Next, Kristof travels to Port-au-Prince Haiti with Alfre Woodard. Haiti is the poorest country in the hemisphere with a history of messy aid including, short term projects that never created solutions. In such a poor country, families are left with few options when they have too many mouths to feed. Many children end up in the Restavek system (comes from French words that mean stay with). Families in rural areas with too many children will send small children, usually daughters, to live with someone in the city and essentially work as a slave. The Restavek Freedom Foundation was created in order to rescue children out of those situations. Kristof and Woodard followed the process of one girl being successfully removed from her abusive Restavek family. In an effort to move away from the Restavek system, the importance of education is continuously stressed as the main mechanism for a better life.
Kristof’s final stop is in Cartegena, Colombia, where he travels with Eva Longoria where teenage pregnancy appears to be an inescapable issue. The area is plagued by poor sanitation, which cause respiratory problems. Ill health and unplanned pregnancies are two factors that prevent growth within the population.
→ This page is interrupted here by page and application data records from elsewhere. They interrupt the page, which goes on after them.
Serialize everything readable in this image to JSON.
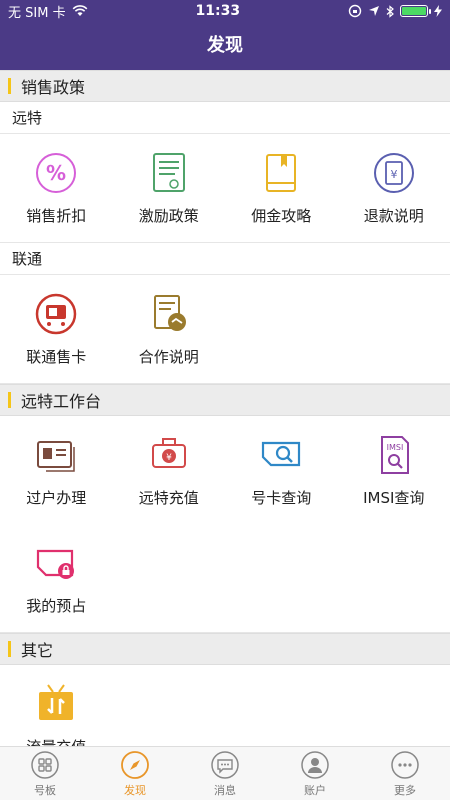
{
  "status": {
    "carrier": "无 SIM 卡",
    "time": "11:33"
  },
  "header": {
    "title": "发现"
  },
  "sections": [
    {
      "title": "销售政策"
    },
    {
      "title": "远特工作台"
    },
    {
      "title": "其它"
    }
  ],
  "subsections": {
    "yuante": "远特",
    "liantong": "联通"
  },
  "items": {
    "sales_discount": "销售折扣",
    "incentive_policy": "激励政策",
    "commission_guide": "佣金攻略",
    "refund_desc": "退款说明",
    "unicom_card": "联通售卡",
    "coop_desc": "合作说明",
    "transfer": "过户办理",
    "recharge": "远特充值",
    "card_query": "号卡查询",
    "imsi_query": "IMSI查询",
    "my_reserve": "我的预占",
    "traffic_recharge": "流量充值"
  },
  "tabs": [
    {
      "label": "号板"
    },
    {
      "label": "发现"
    },
    {
      "label": "消息"
    },
    {
      "label": "账户"
    },
    {
      "label": "更多"
    }
  ],
  "colors": {
    "header_bg": "#4b3a86",
    "accent": "#e8962a",
    "section_bar": "#f5c518"
  }
}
Many girls drop out of school because of the high teen pregnancy rates. Kristof and Longoria learn about Colombia’s teen pregnancy problems from a woman named Catalina. Founder of the Fundación Juan Felipe Gomez Escobar (Juanfe), Catalina mourned her own loss of a child by creating a center that helps pregnant teen women and those who have already had children. The center focuses on education for the reduction of infant mortality, it trains the teen mothers to earn their own income in a short period of time, and teaches them the tools to keep away from the many gangs and violence, which are high in the area.
This episode leaves the viewer with a some closing thoughts. Poverty and education is a zero-sum game; if you don’t invest in the front-end then you must invest in the back-end. More money should be focused on programs for poor parents, so that their children can begin life closer to the starting gate. When education and other life programs are not invested in, more money ends up funneled into prison and other programs that deal with high school dropouts.
“The road to overcome poverty is partly about something as non-numerical as hope”- Nicholas Kristof
Don’t miss the final episode of A Path Appears, airing at 10pm on PBS Monday, February 9.
Watch the first two episodes online until February 14.